A mountain cottage in the moonlight.
The white picket fence shown like piano keys, untouched playing nothing.
The breeze sways the pickets, almost remembering a beautiful song.
A garden. Flowers that were loved. A lonely dog . . . waiting.
A presence . . . silence.
Something, someone missing. One of us.
Kind, boisterous, generous, opinionated, loving, creative, loud, funny, unique!
Isn’t it interesting how many of us try so hard to make a different and unique expression of ourselves? We go to great lengths to study and imitate others, to change and better our expression, to analyze and scrutinize ourselves and the image we see on the canvas or in the mirror, comparing our skill-set and gifts to someone else’s. It’s how we become and discover our artistic identity.
Or, so we think.
Yet there are those that have already landed and planted the flag. They seem to just go with it. They learn to accept the depth and breadth of who they are, their failures and fears, their hopes and their distant dreams- and just roll with the impulse. Their vision is fixed; maybe they even have . . . fun!
Our small art community here on the mountain has lost such an individual. And as with any small community, it is akin to a family. So the adage rings true: the loss of one diminishes the whole. It cannot be helped. For a moment, just a moment, we can sense that it is not about an individual’s skills or talents. It’s not about résumés, rules, or how somebody else does one thing better than another- or a comparative anything. It’s about relationships; appreciating the heart of the individual and their expression. It’s about the fragile, delicate balance of each of us . . . together.
For now, we are diminished in some small, yet poignant way, but at the same time enriched; enriched by the boisterous, robust, enthusiastic, no-holds-barred, over-the-top, creative and giving spirit that we have all had the pleasure to know.
And maybe a little afraid to be like.
“Here,” she said following the family out the gallery door. “Take this with you!” Giving away her art for the third time that day. “And this for your little girl. The colors look good on her!”
Her art . . . her heart.

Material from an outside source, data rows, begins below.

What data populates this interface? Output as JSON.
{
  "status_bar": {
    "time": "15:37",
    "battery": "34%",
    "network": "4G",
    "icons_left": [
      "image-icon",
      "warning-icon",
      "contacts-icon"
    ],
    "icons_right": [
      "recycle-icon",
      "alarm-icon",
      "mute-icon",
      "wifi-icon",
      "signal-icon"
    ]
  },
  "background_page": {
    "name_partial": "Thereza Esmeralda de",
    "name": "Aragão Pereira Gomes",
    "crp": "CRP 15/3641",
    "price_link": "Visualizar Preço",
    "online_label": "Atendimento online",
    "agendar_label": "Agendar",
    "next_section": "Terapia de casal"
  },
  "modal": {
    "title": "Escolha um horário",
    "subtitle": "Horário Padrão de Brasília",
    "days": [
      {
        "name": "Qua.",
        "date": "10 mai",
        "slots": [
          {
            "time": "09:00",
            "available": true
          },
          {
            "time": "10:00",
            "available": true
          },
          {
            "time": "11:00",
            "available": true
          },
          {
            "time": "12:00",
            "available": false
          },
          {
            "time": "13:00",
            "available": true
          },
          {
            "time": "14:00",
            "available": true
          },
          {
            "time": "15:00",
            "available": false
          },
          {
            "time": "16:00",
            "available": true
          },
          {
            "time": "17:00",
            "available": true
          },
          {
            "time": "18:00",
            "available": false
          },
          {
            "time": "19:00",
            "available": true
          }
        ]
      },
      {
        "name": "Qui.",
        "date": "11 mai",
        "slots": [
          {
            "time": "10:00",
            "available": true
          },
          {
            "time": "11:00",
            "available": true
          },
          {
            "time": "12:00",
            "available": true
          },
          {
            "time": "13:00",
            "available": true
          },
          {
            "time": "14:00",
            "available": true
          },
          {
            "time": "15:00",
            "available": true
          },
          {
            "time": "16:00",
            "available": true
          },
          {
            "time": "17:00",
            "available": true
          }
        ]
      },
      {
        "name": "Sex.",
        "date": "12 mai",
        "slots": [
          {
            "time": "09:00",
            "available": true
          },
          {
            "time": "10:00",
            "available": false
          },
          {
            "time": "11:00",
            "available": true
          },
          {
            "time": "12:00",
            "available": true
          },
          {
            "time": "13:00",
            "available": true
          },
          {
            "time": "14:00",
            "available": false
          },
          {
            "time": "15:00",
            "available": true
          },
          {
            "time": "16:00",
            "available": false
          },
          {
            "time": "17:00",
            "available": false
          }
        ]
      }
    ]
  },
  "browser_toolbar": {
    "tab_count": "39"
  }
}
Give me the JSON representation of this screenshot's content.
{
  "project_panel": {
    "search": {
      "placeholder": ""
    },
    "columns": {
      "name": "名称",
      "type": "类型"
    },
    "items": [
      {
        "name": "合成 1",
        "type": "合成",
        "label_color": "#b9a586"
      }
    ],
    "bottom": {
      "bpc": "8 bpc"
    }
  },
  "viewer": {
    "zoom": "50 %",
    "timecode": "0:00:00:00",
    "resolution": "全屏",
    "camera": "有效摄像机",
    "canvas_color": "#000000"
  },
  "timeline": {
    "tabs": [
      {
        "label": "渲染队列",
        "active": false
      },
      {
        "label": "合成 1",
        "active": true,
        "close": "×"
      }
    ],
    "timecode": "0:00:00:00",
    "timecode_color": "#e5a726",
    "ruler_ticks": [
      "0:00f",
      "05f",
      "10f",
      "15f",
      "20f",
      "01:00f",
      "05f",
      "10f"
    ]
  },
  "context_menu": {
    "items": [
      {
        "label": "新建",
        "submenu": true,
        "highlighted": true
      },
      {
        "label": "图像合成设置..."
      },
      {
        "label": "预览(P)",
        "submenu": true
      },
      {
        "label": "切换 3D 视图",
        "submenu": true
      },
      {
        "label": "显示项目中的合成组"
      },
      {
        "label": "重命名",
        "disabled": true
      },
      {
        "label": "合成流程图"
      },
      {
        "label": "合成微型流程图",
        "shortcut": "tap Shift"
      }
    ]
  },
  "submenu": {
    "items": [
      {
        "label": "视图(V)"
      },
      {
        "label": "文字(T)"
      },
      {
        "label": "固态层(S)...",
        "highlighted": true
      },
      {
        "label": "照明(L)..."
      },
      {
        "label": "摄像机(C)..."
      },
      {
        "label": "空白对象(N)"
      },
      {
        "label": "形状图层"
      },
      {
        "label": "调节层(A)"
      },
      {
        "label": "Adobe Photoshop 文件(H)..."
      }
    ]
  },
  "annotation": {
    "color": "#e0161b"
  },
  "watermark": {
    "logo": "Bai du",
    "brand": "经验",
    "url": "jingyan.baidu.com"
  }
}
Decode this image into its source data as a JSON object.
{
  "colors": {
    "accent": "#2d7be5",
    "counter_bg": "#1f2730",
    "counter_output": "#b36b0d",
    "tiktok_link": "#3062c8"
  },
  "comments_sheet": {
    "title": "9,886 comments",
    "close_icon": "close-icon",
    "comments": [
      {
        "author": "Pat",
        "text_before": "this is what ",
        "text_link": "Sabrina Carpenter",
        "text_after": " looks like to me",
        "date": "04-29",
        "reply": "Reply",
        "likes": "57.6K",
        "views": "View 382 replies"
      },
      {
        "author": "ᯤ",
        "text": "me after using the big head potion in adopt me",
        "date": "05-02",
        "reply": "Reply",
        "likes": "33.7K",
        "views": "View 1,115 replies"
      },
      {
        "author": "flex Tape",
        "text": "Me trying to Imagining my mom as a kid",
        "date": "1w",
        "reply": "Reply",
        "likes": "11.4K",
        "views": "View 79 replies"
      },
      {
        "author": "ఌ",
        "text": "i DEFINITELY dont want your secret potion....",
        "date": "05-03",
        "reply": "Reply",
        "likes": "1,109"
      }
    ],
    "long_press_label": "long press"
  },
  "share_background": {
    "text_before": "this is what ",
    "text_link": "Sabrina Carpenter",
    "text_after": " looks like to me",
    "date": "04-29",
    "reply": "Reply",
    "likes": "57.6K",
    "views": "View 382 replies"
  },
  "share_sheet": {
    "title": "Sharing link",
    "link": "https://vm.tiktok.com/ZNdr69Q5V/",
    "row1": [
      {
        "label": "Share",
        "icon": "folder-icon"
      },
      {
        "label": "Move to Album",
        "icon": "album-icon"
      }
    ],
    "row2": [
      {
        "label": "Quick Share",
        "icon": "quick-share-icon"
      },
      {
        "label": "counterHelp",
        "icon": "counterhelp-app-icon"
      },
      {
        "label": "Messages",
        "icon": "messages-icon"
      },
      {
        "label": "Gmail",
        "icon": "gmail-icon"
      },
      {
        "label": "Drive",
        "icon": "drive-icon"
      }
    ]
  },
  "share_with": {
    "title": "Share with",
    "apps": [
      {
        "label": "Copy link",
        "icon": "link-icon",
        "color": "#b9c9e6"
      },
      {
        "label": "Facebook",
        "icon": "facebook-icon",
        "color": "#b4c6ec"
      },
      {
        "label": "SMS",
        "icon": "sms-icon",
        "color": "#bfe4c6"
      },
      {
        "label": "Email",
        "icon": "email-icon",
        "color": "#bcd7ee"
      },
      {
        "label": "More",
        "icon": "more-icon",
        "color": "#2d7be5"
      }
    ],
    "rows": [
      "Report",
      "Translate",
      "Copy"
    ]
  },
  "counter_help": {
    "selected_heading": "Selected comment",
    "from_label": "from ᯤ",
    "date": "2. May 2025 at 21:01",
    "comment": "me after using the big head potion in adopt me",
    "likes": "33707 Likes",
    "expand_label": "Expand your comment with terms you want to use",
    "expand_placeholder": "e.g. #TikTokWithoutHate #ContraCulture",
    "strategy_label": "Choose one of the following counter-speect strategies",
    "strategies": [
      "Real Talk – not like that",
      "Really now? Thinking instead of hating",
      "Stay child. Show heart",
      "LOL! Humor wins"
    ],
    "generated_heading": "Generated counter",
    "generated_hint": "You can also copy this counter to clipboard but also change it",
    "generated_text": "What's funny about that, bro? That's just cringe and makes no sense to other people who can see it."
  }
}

Thank you, Friend, for reminding us of the importance of the little things that are really very big.
In the immortal words of Alan Jackson: “Might as well share, you might as well smile, life goes on for a little bitty while!”